      Researchers present a brief visual stimulus followed by a longer stimulus

    • C. 

      A participant views one scene in the left eye and an incompatible scene in the right eye

    • D. 

      A participant views a dot in one position alternating with a similar dot nearbly

  • 51. 
    What is the purpose of experimenters using flash suppression, backward masking, and binocular rivalry?
    • A. 

      To measure how effectively a person can control attention

    • B. 

      To find out what happens in the brain during consciousness

    • C. 

      To study the brain mechanisms responsible for consolidation of memory

    • D. 

      To describe changes in the brain as someone recovers from a stroke

  • 52. 
    Which of the following questions, if any, can current research methods answer?
    • A. 

      Why does consciousness exist at all?

    • B. 

      What behaviours become possible because of consciousness that we could not do otherwise?

    • C. 

      What types of brain activity occur during consciousness that don't occur otherwise?

    • D. 

      Current methods do not enable us to answer any of these questions

  • 53. 
    People are conscious of a prolonged stimulus, but not one with an extremely short presentation. What happens at an intermediate duration of presentation?
    • A. 

      People report being partly conscious of it

    • B. 

      People are sometimes conscious of it and sometimes not, and the difference depends only on what happens at that moment

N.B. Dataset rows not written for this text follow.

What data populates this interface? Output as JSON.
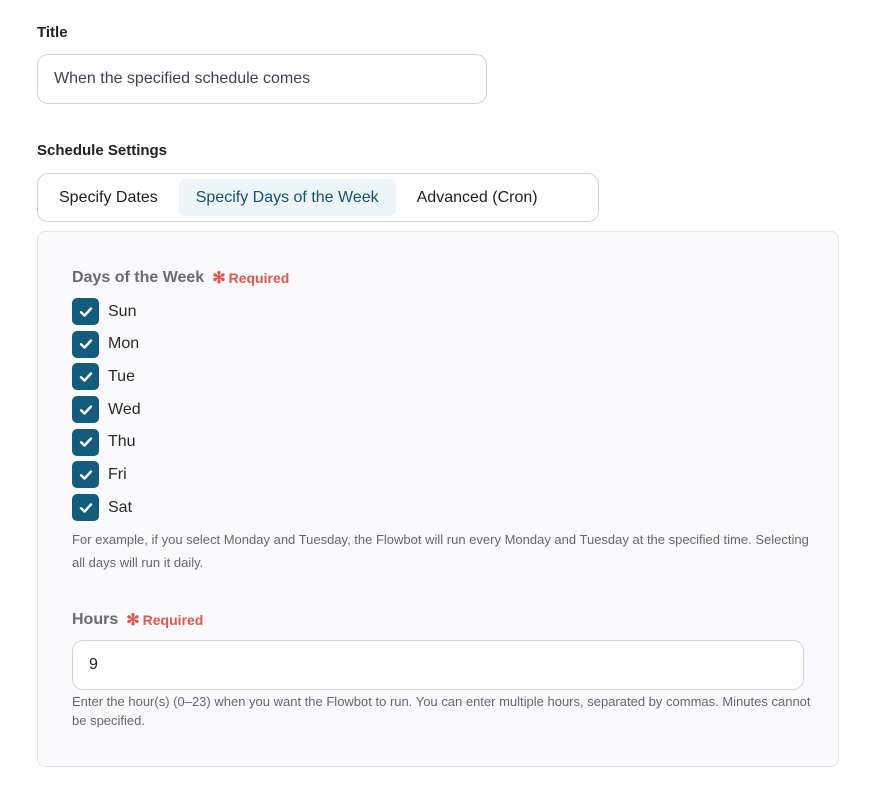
{
  "title_field": {
    "label": "Title",
    "value": "When the specified schedule comes"
  },
  "schedule": {
    "label": "Schedule Settings",
    "tabs": [
      {
        "label": "Specify Dates",
        "active": false
      },
      {
        "label": "Specify Days of the Week",
        "active": true
      },
      {
        "label": "Advanced (Cron)",
        "active": false
      }
    ]
  },
  "days_field": {
    "label": "Days of the Week",
    "required": "Required",
    "days": [
      {
        "label": "Sun",
        "checked": true
      },
      {
        "label": "Mon",
        "checked": true
      },
      {
        "label": "Tue",
        "checked": true
      },
      {
        "label": "Wed",
        "checked": true
      },
      {
        "label": "Thu",
        "checked": true
      },
      {
        "label": "Fri",
        "checked": true
      },
      {
        "label": "Sat",
        "checked": true
      }
    ],
    "help": "For example, if you select Monday and Tuesday, the Flowbot will run every Monday and Tuesday at the specified time. Selecting all days will run it daily."
  },
  "hours_field": {
    "label": "Hours",
    "required": "Required",
    "value": "9",
    "help": "Enter the hour(s) (0–23) when you want the Flowbot to run. You can enter multiple hours, separated by commas. Minutes cannot be specified."
  },
  "colors": {
    "accent": "#125c7e",
    "required": "#e2574c",
    "active_tab_bg": "#eef5f9"
  }
}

    • C. 

      People are sometimes conscious of it and sometimes not, and stimuli after the event can influence the outcome

  • 54. 
    If your left eye views red vertical stripes and your right eye views green horizontal stripes, what do you perceive?
    • A. 

      Red and green stripes superimposed

    • B. 

      Yellow diagonal stripes

    • C. 

      A white field without stripes

    • D. 

      Alternation between seeing red stripes and seeing green stripes

  • 55. 
    Certain people in a vegetative state gave possible indication of consciousness by doing what?
    • A. 

      Laughing or crying in response to what someone said

    • B. 

      Moving their eyes to the left or the right to answer yes/no questions

    • C. 

      Responding to directions to think about tennis or walking around the house

    • D. 

      Squeezing the hand of a loved one

  • 56. 
    Suppose someone who is trying to divide a horizontal line in half picks a spot far to the right of the centre. This result suggest probably damage or malfunction in which part of the brain?
    • A. 

      The left hemisphere

    • B. 

      The right hemisphere

    • C. 

      The prefrontal cortex

    • D. 

      The primary visual cortex